  • The Department has proposed accepting credit projects in capped sectors but this would allow some reductions to be counted twice.
  • While some of the examples of projects eligible for credits could benefit the communities we work with, we believe the Clean Air Rule is the wrong policy to confer those benefits if the provision of credits conflicts with the intent of the state Clean Air Act to, “secure and maintain levels of air quality that protect human health and safety, including the most sensitive members of the population…”[4]

In an effort to maximize improvements to air quality in as many of Washington’s communities as possible, we encourage the Department to lower the emissions threshold for coverage by the program. The threshold ought to ensure the broadest coverage possible and need not necessarily be uniform across sectors. The transportation sector in particular warrants a tailored approach because of the variety of pollutants it emits and the potential for leakage if fuels refined out of state are not capped. We recommend reducing the threshold for transportation emissions and including fuel distributors on the list of capped entities, so as to ensure that emissions produced by the combustion of all transportation fuels within Washington are under the cap. Moreover, we strongly encourage the Department to disincentivize behaviors that will reduce carbon intensity but increase particulates, such as switching from gasoline to diesel. Doing so would complement the Department’s existing efforts to reduce diesel exhaust, which the Department has designated as the most harmful pollutant to public health. At minimum, this rule must not lead to an increase in criteria pollutants, which are largely responsible for the negative health outcomes in low-income communities of color near major roadways.

The Department has acknowledged that it does not have the authority to administer a carbon market. However, the Clean Air Rule will create a tradable commodity and the Department has signaled a willingness to allow capped entities to trade permits. We do not believe the Department has the authority to allow emissions trading and strongly encourage the Department to design the rule in a way that prohibits or at least discourages trading. Requiring entities to surrender the same compliance instruments they were initially given is a much simpler, more transparent way to reduce pollution and will not raise legal questions as to the extent of Ecology’s authority.

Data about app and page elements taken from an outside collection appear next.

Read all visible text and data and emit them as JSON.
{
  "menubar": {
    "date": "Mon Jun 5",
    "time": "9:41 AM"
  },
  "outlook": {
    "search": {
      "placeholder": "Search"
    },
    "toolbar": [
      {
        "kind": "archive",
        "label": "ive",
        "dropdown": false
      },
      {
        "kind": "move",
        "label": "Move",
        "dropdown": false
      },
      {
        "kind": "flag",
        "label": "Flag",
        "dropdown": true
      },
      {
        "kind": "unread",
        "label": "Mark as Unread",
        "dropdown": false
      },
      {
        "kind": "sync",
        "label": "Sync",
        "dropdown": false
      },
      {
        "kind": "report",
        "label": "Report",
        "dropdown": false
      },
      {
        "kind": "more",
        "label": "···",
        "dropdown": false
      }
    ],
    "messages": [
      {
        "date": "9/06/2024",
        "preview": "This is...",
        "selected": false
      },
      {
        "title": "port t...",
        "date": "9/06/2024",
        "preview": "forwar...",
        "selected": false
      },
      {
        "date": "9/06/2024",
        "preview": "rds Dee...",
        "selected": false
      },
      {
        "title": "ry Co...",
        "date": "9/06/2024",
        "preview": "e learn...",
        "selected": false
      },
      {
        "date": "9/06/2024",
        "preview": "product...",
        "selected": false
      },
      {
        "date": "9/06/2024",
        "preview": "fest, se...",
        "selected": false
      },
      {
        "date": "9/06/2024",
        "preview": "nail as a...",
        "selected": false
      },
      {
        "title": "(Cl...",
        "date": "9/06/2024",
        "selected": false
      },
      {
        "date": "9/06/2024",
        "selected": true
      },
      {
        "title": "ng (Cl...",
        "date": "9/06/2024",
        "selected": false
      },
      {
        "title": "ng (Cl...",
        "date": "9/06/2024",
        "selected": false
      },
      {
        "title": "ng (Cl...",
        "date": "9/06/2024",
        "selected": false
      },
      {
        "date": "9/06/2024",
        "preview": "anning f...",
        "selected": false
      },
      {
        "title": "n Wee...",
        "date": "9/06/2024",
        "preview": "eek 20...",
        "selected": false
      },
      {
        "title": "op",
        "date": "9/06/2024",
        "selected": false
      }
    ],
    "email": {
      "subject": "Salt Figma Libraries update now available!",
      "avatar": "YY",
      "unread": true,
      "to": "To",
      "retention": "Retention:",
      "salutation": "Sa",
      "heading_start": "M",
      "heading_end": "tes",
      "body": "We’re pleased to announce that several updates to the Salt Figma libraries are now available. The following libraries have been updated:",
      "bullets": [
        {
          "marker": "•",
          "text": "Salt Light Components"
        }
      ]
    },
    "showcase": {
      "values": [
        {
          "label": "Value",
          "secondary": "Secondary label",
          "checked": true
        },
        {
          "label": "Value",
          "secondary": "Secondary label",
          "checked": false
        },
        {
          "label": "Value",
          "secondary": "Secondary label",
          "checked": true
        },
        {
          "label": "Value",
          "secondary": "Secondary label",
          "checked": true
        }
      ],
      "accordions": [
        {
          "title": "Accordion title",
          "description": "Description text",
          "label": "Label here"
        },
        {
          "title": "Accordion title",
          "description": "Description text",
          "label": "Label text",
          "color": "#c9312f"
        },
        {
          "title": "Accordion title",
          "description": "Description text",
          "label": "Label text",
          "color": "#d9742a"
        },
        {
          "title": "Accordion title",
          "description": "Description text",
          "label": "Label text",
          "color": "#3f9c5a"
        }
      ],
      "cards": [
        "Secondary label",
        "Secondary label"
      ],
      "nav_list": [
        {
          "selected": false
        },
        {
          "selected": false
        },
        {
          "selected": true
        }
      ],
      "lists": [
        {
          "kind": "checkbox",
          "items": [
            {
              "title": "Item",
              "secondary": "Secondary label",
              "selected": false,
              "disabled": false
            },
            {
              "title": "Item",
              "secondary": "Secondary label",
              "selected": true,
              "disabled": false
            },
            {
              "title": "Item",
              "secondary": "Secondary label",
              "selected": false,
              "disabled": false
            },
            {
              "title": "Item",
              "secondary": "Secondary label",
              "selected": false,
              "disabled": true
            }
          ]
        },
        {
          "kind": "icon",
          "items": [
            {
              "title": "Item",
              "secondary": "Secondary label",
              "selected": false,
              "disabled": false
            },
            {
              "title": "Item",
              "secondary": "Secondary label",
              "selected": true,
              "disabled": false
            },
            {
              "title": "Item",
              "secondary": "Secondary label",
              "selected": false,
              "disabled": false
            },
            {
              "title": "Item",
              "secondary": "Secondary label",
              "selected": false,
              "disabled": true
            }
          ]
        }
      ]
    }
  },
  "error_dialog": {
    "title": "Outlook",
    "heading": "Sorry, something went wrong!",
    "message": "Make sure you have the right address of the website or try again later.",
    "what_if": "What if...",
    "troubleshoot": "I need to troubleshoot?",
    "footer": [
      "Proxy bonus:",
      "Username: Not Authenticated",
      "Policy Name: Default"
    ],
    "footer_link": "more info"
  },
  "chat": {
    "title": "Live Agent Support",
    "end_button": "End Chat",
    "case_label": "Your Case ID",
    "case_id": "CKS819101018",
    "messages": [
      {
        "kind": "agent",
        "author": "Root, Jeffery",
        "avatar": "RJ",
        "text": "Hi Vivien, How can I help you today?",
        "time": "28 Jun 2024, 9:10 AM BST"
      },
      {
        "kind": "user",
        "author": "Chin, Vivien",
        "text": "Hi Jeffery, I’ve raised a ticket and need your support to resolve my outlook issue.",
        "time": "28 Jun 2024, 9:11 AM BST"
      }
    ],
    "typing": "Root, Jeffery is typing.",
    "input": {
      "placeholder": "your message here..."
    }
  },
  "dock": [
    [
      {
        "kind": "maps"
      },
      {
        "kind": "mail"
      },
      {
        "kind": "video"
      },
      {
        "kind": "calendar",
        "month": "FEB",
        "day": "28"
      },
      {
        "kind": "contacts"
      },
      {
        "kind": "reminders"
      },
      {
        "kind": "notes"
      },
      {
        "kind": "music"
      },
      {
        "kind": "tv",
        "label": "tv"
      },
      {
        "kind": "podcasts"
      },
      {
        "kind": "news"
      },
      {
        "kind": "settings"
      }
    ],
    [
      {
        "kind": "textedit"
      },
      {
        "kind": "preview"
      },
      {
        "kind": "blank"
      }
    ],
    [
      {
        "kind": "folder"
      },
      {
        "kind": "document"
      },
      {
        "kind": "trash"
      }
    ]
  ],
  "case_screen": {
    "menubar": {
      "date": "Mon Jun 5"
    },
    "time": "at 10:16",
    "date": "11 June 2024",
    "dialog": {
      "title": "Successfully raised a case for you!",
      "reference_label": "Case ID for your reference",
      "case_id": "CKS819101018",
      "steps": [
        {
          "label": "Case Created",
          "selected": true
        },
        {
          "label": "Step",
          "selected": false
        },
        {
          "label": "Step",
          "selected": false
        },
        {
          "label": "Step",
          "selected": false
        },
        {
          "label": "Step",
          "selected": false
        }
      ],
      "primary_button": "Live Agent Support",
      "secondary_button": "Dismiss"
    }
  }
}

Meeting science-based emission reduction goals will be difficult or impossible to achieve through a carbon cap alone. The Rule must therefore be designed as a foundation for a more comprehensive approach and in harmony with existing efforts, including the Clean Power Plan.

We look forward to continuing to work with you on the design and implementation of this rule to ensure it achieves emissions reductions and air quality improvement goals in the most equitable way possible.



[1] “Health of Washington State 2012: Asthma Chapter,” Washington Department of Health. June 29, 2012. http://www.doh.wa.gov/portals/1/documents/5500/cd-ast2012.pdf.

[2] EPA’s screening tool combines demographic and environmental indicators and can be accessed at http://ejscreen.epa.gov/mapper/.

[3] Washington Department of Health recently released their mapping tool, the Washington Tracking Network, which compiles data about air quality and public health. It can be accessed at https://fortress.wa.gov/doh/wtn/WTNPortal/.

[4] “Declaration of public policies and purpose.” Washington State Clean Air Act. RCW 70.94.011. http://apps.leg.wa.gov/rcw/default.aspx?cite=70.94.011.